We evaluated the accuracy of three automated accelerometer wear-time estimation algorithms against self-report. Direct effects on sedentary time (<100 counts per minute; cpm) and indirect effects on moderate-to-vigorous physical activity time (MVPA, ≥1952 cpm) were examined.
A sub-sample from the 2004/05 Australian Diabetes, Obesity and Lifestyle Study (n=148) completed activity logs and wore accelerometers for a total of 987 days. A published algorithm that allows movement within non-wear periods (Algorithm 1) was compared to one that allows less movement (Algorithm 2), or no movement (Algorithm 3). Implications for population estimates were examined using 2003/04 US National Health and Nutrition Examination Survey data.
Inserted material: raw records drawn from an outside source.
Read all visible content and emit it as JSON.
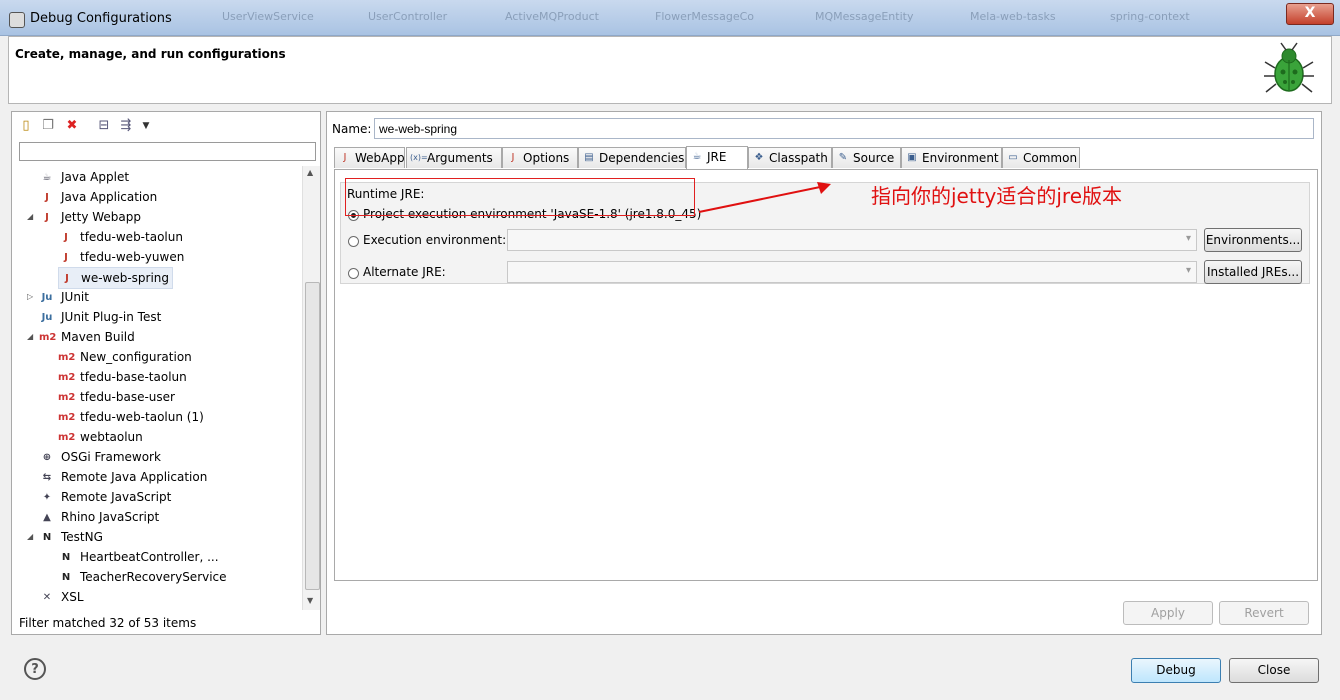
{
  "window": {
    "title": "Debug Configurations",
    "background_tabs": [
      "UserViewService",
      "UserController",
      "ActiveMQProduct",
      "FlowerMessageCo",
      "MQMessageEntity",
      "Mela-web-tasks",
      "spring-context"
    ],
    "close_label": "X"
  },
  "header": {
    "title": "Create, manage, and run configurations"
  },
  "left": {
    "filter_value": "",
    "tree": [
      {
        "label": "Java Applet",
        "icon": "java-applet-icon",
        "glyph": "☕",
        "indent": 0,
        "twisty": ""
      },
      {
        "label": "Java Application",
        "icon": "java-application-icon",
        "glyph": "J",
        "indent": 0,
        "twisty": ""
      },
      {
        "label": "Jetty Webapp",
        "icon": "jetty-icon",
        "glyph": "J",
        "indent": 0,
        "twisty": "◢"
      },
      {
        "label": "tfedu-web-taolun",
        "icon": "jetty-icon",
        "glyph": "J",
        "indent": 1,
        "twisty": ""
      },
      {
        "label": "tfedu-web-yuwen",
        "icon": "jetty-icon",
        "glyph": "J",
        "indent": 1,
        "twisty": ""
      },
      {
        "label": "we-web-spring",
        "icon": "jetty-icon",
        "glyph": "J",
        "indent": 1,
        "twisty": "",
        "selected": true
      },
      {
        "label": "JUnit",
        "icon": "junit-icon",
        "glyph": "Ju",
        "indent": 0,
        "twisty": "▷"
      },
      {
        "label": "JUnit Plug-in Test",
        "icon": "junit-plugin-icon",
        "glyph": "Ju",
        "indent": 0,
        "twisty": ""
      },
      {
        "label": "Maven Build",
        "icon": "maven-icon",
        "glyph": "m2",
        "indent": 0,
        "twisty": "◢"
      },
      {
        "label": "New_configuration",
        "icon": "maven-icon",
        "glyph": "m2",
        "indent": 1,
        "twisty": ""
      },
      {
        "label": "tfedu-base-taolun",
        "icon": "maven-icon",
        "glyph": "m2",
        "indent": 1,
        "twisty": ""
      },
      {
        "label": "tfedu-base-user",
        "icon": "maven-icon",
        "glyph": "m2",
        "indent": 1,
        "twisty": ""
      },
      {
        "label": "tfedu-web-taolun (1)",
        "icon": "maven-icon",
        "glyph": "m2",
        "indent": 1,
        "twisty": ""
      },
      {
        "label": "webtaolun",
        "icon": "maven-icon",
        "glyph": "m2",
        "indent": 1,
        "twisty": ""
      },
      {
        "label": "OSGi Framework",
        "icon": "osgi-icon",
        "glyph": "⊕",
        "indent": 0,
        "twisty": ""
      },
      {
        "label": "Remote Java Application",
        "icon": "remote-java-icon",
        "glyph": "⇆",
        "indent": 0,
        "twisty": ""
      },
      {
        "label": "Remote JavaScript",
        "icon": "remote-javascript-icon",
        "glyph": "✦",
        "indent": 0,
        "twisty": ""
      },
      {
        "label": "Rhino JavaScript",
        "icon": "rhino-icon",
        "glyph": "▲",
        "indent": 0,
        "twisty": ""
      },
      {
        "label": "TestNG",
        "icon": "testng-icon",
        "glyph": "N",
        "indent": 0,
        "twisty": "◢"
      },
      {
        "label": "HeartbeatController, ...",
        "icon": "testng-icon",
        "glyph": "N",
        "indent": 1,
        "twisty": ""
      },
      {
        "label": "TeacherRecoveryService",
        "icon": "testng-icon",
        "glyph": "N",
        "indent": 1,
        "twisty": ""
      },
      {
        "label": "XSL",
        "icon": "xsl-icon",
        "glyph": "✕",
        "indent": 0,
        "twisty": ""
      }
    ],
    "status": "Filter matched 32 of 53 items"
  },
  "right": {
    "name_label": "Name:",
    "name_value": "we-web-spring",
    "tabs": [
      {
        "label": "WebApp",
        "icon": "webapp-icon",
        "glyph": "J"
      },
      {
        "label": "Arguments",
        "icon": "arguments-icon",
        "glyph": "(x)="
      },
      {
        "label": "Options",
        "icon": "options-icon",
        "glyph": "J"
      },
      {
        "label": "Dependencies",
        "icon": "dependencies-icon",
        "glyph": "▤"
      },
      {
        "label": "JRE",
        "icon": "jre-icon",
        "glyph": "☕",
        "active": true
      },
      {
        "label": "Classpath",
        "icon": "classpath-icon",
        "glyph": "❖"
      },
      {
        "label": "Source",
        "icon": "source-icon",
        "glyph": "✎"
      },
      {
        "label": "Environment",
        "icon": "environment-icon",
        "glyph": "▣"
      },
      {
        "label": "Common",
        "icon": "common-icon",
        "glyph": "▭"
      }
    ],
    "runtime_jre_label": "Runtime JRE:",
    "option_project": "Project execution environment 'JavaSE-1.8' (jre1.8.0_45)",
    "option_execution": "Execution environment:",
    "option_alternate": "Alternate JRE:",
    "environments_button": "Environments...",
    "installed_jres_button": "Installed JREs...",
    "apply_button": "Apply",
    "revert_button": "Revert",
    "annotation": "指向你的jetty适合的jre版本"
  },
  "footer": {
    "debug_button": "Debug",
    "close_button": "Close",
    "help_glyph": "?"
  },
  "colors": {
    "annotation": "#e01010",
    "accent": "#3c7fb1"
  }
}
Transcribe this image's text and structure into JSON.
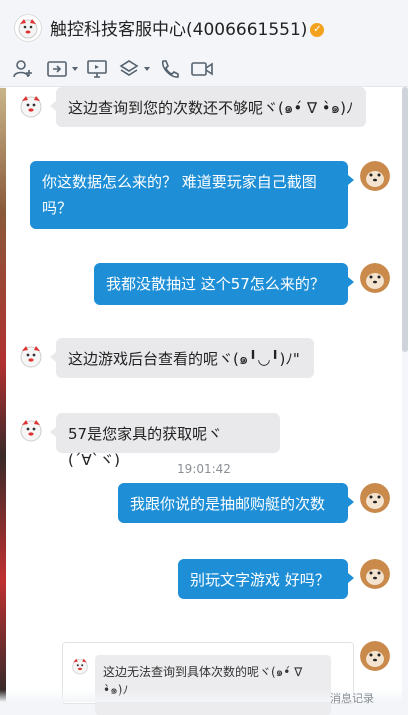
{
  "window": {
    "title": "触控科技客服中心(4006661551)",
    "verified_badge": "✓"
  },
  "toolbar": {
    "icons": [
      "add-friend-icon",
      "share-screen-icon",
      "remote-desktop-icon",
      "app-icon",
      "phone-icon",
      "video-icon"
    ]
  },
  "colors": {
    "outgoing_bubble": "#1e8fd7",
    "incoming_bubble": "#e9e9eb",
    "verified": "#f4a21e"
  },
  "messages": [
    {
      "dir": "in",
      "text": "这边查询到您的次数还不够呢ヾ(๑•́ ∇ •̀๑)ﾉ"
    },
    {
      "dir": "out",
      "text": "你这数据怎么来的？ 难道要玩家自己截图吗？"
    },
    {
      "dir": "out",
      "text": "我都没散抽过 这个57怎么来的？"
    },
    {
      "dir": "in",
      "text": "这边游戏后台查看的呢ヾ(๑╹◡╹)ﾉ\""
    },
    {
      "dir": "in",
      "text": "57是您家具的获取呢ヾ(´∀`ヾ)"
    },
    {
      "dir": "out",
      "text": "我跟你说的是抽邮购艇的次数"
    },
    {
      "dir": "out",
      "text": "别玩文字游戏 好吗？"
    }
  ],
  "timestamp": "19:01:42",
  "quote": {
    "text": "这边无法查询到具体次数的呢ヾ(๑•́ ∇ •̀๑)ﾉ"
  },
  "bottom_partial": "消息记录"
}
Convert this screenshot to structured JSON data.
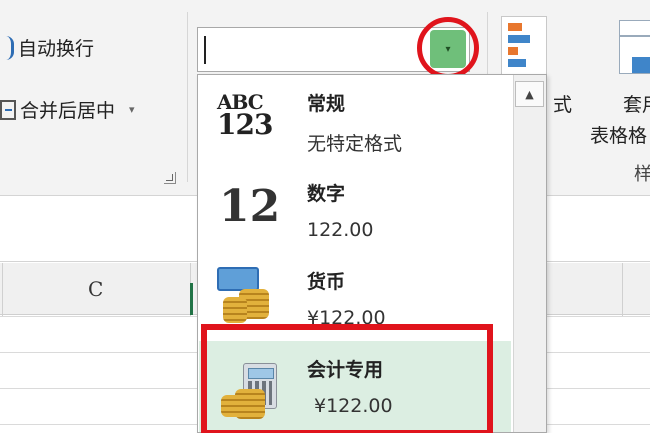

Mean difference per day between the criterion and estimated wear time was negligible for all three algorithms (≤11 minutes), but 95% limits of agreement (LOA) were wide (± ≥2 hours). Respectively, the algorithms (1, 2 and 3) misclassified sedentary time as non-wear on 31.9%, 19.4% and 18.0% of days and misclassified non-wear time as sedentary on 42.8%, 43.7%, and 51.3% of days. Use of Algorithm 2 (compared with 1) affected population estimates of sedentary time (higher by 20 minutes per day) but not MVPA time. Agreement between Algorithms 1 and 2 was good for MVPA time (mean difference −0.08, LOA: −2.08, 1.91 minutes), but not for wear time or sedentary time.
Accelerometer wear time can be estimated accurately on average; however, misclassification can be substantial for individuals. Algorithm choice affects estimates of sedentary time. Allowing very limited movement within non-wear periods can improve accuracy.
Keywords: physical activity, algorithms, validity, AusDiab, NHANES